Iron gives leaves their vibrant green color. Iron is abundant in our soils but often in a form chemically unavailable for plant uptake. When plants are unable to extract iron from the soil, they can’t manufacture chlorophyll. Without chlorophyll, the plants can’t produce the food they need to survive. The leaves turn yellow, weakening the plant until eventually it dies.
Treatment: The old adage “an ounce of prevention is worth a pound of cure” is appropriate here. It can be difficult and expensive to try to resuscitate a severely afflicted tree, but it is relatively easy to prevent the condition from occurring. There are many commercially available iron-based fertilizers with beneficial micronutrients such as manganese, copper, zinc, and boron, which can also lead to chlorosis if deficient in the soil. If you are using regular iron-based lawn treatments in the spring time you are probably giving your trees the iron they need as well. See our blog on spring lawn fertilization for more information. Please note iron will stain concrete and masonry so sweep or otherwise remove all iron fertilizer from hardscape surfaces immediately after application!

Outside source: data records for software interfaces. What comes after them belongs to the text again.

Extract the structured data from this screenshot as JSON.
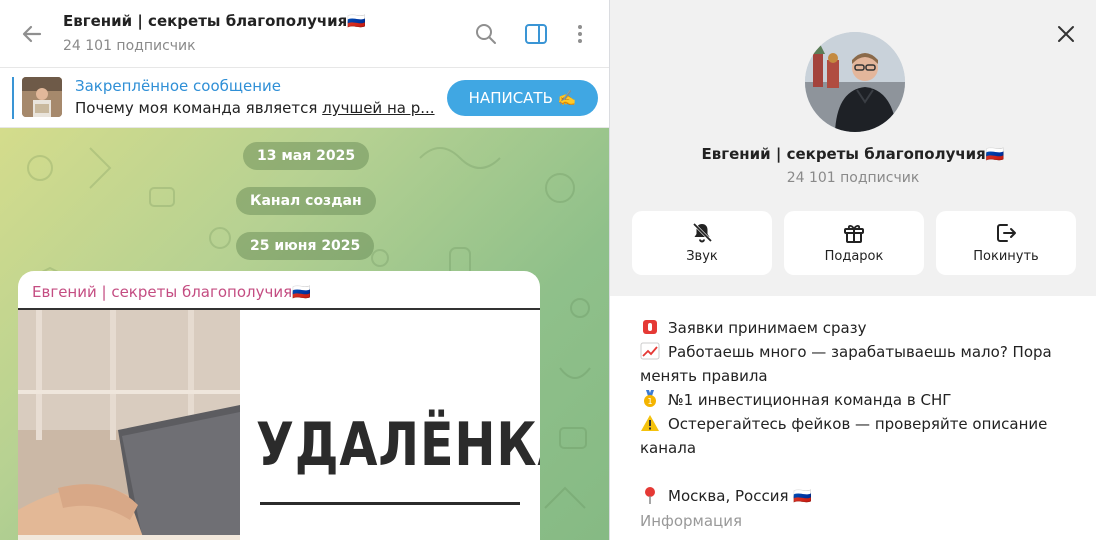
{
  "chat": {
    "title": "Евгений | секреты благополучия🇷🇺",
    "subtitle": "24 101 подписчик",
    "icons": [
      "back-arrow-icon",
      "search-icon",
      "sidebar-toggle-icon",
      "more-vertical-icon"
    ]
  },
  "pinned": {
    "title": "Закреплённое сообщение",
    "text_plain": "Почему моя команда является ",
    "text_underlined": "лучшей на р...",
    "button": "НАПИСАТЬ ✍️"
  },
  "messages": {
    "date1": "13 мая 2025",
    "service": "Канал создан",
    "date2": "25 июня 2025",
    "post_author": "Евгений | секреты благополучия🇷🇺",
    "post_image_text": "УДАЛЁНКА"
  },
  "profile": {
    "name": "Евгений | секреты благополучия🇷🇺",
    "subscribers": "24 101 подписчик",
    "actions": [
      {
        "label": "Звук",
        "icon": "bell-off-icon"
      },
      {
        "label": "Подарок",
        "icon": "gift-icon"
      },
      {
        "label": "Покинуть",
        "icon": "leave-icon"
      }
    ],
    "description": {
      "line1": "Заявки принимаем сразу",
      "line2a": "Работаешь много — зарабатываешь мало? Пора",
      "line2b": "менять правила",
      "line3": "№1 инвестиционная команда в СНГ",
      "line4a": "Остерегайтесь фейков — проверяйте описание",
      "line4b": "канала",
      "line5": "Москва, Россия 🇷🇺"
    },
    "info_label": "Информация"
  },
  "colors": {
    "accent": "#40a7e3",
    "pinned_title": "#2f8fd6",
    "author": "#c44d82"
  }
}
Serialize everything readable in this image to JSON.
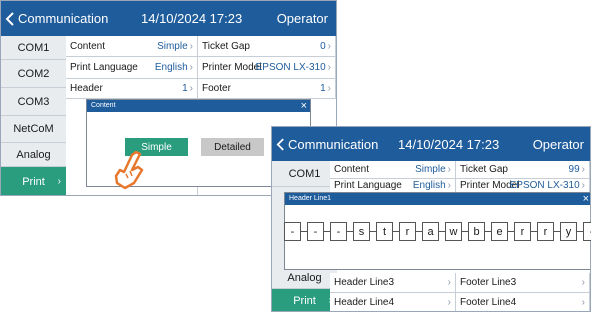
{
  "screen1": {
    "topbar": {
      "title": "Communication",
      "datetime": "14/10/2024 17:23",
      "user": "Operator"
    },
    "sidebar": [
      {
        "label": "COM1",
        "active": false
      },
      {
        "label": "COM2",
        "active": false
      },
      {
        "label": "COM3",
        "active": false
      },
      {
        "label": "NetCoM",
        "active": false
      },
      {
        "label": "Analog",
        "active": false
      },
      {
        "label": "Print",
        "active": true
      }
    ],
    "settings": [
      {
        "label": "Content",
        "value": "Simple"
      },
      {
        "label": "Ticket Gap",
        "value": "0"
      },
      {
        "label": "Print Language",
        "value": "English"
      },
      {
        "label": "Printer Model",
        "value": "EPSON LX-310"
      },
      {
        "label": "Header",
        "value": "1"
      },
      {
        "label": "Footer",
        "value": "1"
      }
    ],
    "dialog": {
      "title": "Content",
      "close": "×",
      "simple_label": "Simple",
      "detailed_label": "Detailed"
    }
  },
  "screen2": {
    "topbar": {
      "title": "Communication",
      "datetime": "14/10/2024 17:23",
      "user": "Operator"
    },
    "sidebar": [
      {
        "label": "COM1",
        "active": false
      },
      {
        "label": "Analog",
        "active": false
      },
      {
        "label": "Print",
        "active": true
      }
    ],
    "settings": [
      {
        "label": "Content",
        "value": "Simple"
      },
      {
        "label": "Ticket Gap",
        "value": "99"
      },
      {
        "label": "Print Language",
        "value": "English"
      },
      {
        "label": "Printer Model",
        "value": "EPSON LX-310"
      },
      {
        "label": "Header Line3",
        "value": ""
      },
      {
        "label": "Footer Line3",
        "value": ""
      },
      {
        "label": "Header Line4",
        "value": ""
      },
      {
        "label": "Footer Line4",
        "value": ""
      }
    ],
    "dialog": {
      "title": "Header Line1",
      "close": "×",
      "chars": [
        "-",
        "-",
        "-",
        "s",
        "t",
        "r",
        "a",
        "w",
        "b",
        "e",
        "r",
        "r",
        "y",
        "-",
        "-",
        "-"
      ]
    }
  },
  "icons": {
    "back": "chevron-left-icon",
    "pointer": "hand-pointer-icon"
  },
  "colors": {
    "header": "#1f5c9c",
    "accent": "#2a9d7f",
    "sidebar": "#e9ecef",
    "value": "#1f5c9c"
  }
}
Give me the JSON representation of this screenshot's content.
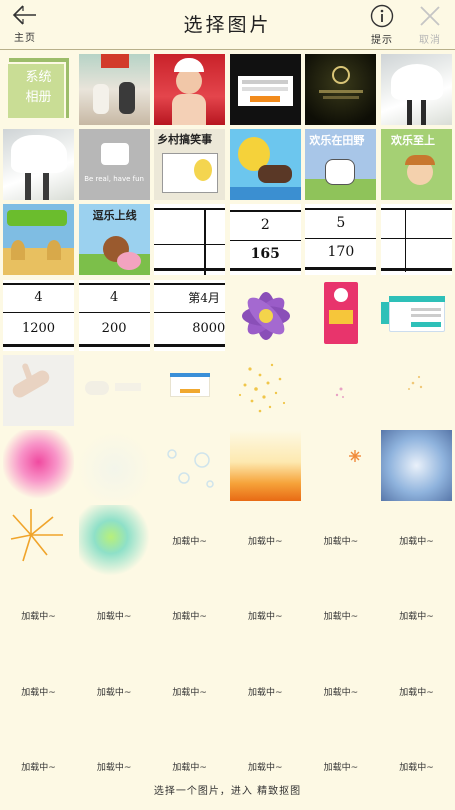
{
  "header": {
    "title": "选择图片",
    "back_label": "主页",
    "hint_label": "提示",
    "cancel_label": "取消"
  },
  "tiles": {
    "system_album": "系统\n相册",
    "comic1_title": "乡村搞笑事",
    "comic2_title": "欢乐在田野",
    "comic3_title": "欢乐至上",
    "comic4_title": "逗乐上线",
    "gray_app_tagline": "Be real, have fun",
    "sheet1_value": "2",
    "sheet1_value2": "165",
    "sheet2_value": "5",
    "sheet2_value2": "170",
    "sheet3_value": "4",
    "sheet3_value2": "1200",
    "sheet4_value": "4",
    "sheet4_value2": "200",
    "sheet5_value": "第4月",
    "sheet5_value2": "8000"
  },
  "loading_label": "加载中~",
  "footer_text": "选择一个图片，进入 精致抠图",
  "colors": {
    "background": "#fdf9e4",
    "divider": "#b8b08a"
  }
}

If you notice yellowing of leaves, particularly on Maple and Oak, liquid iron foliar sprays should be immediately applied for a swift but temporary therapy. For mature or severely distressed trees consult an arborist for more aggressive treatment. For wide spread or persistent symptoms you may want to look into Sulphur-based fertilizers to lower your soil’s pH level, which can temper our alkaline soil and potentially release iron for the trees.
One of the most exciting recent advances in agricultural science is the introduction of live cultures of beneficial bacteria and fungi into our soil for the benefit of agricultural crops and landscape plants. While more research is needed, these microbes consume complex molecules and may be able to release iron and other micronutrients in simpler forms, making them chemically available to the plants. These products are now becoming commercially available and I would encourage you to seek them out at your local garden center or nursery and incorporate them into your gardening practices.
As you look around the next time you drive out to the airport you’ll get a good sense for what kind of trees like to live here, meaning virtually none. This is due in part to our alkaline soils binding up iron and other micronutrients, making them unavailable for our trees’ nutrition. With a little observation and fertilization, your favorite trees from similar climates around the world can be enjoyed all along Colorado’s Front Range for generations to come.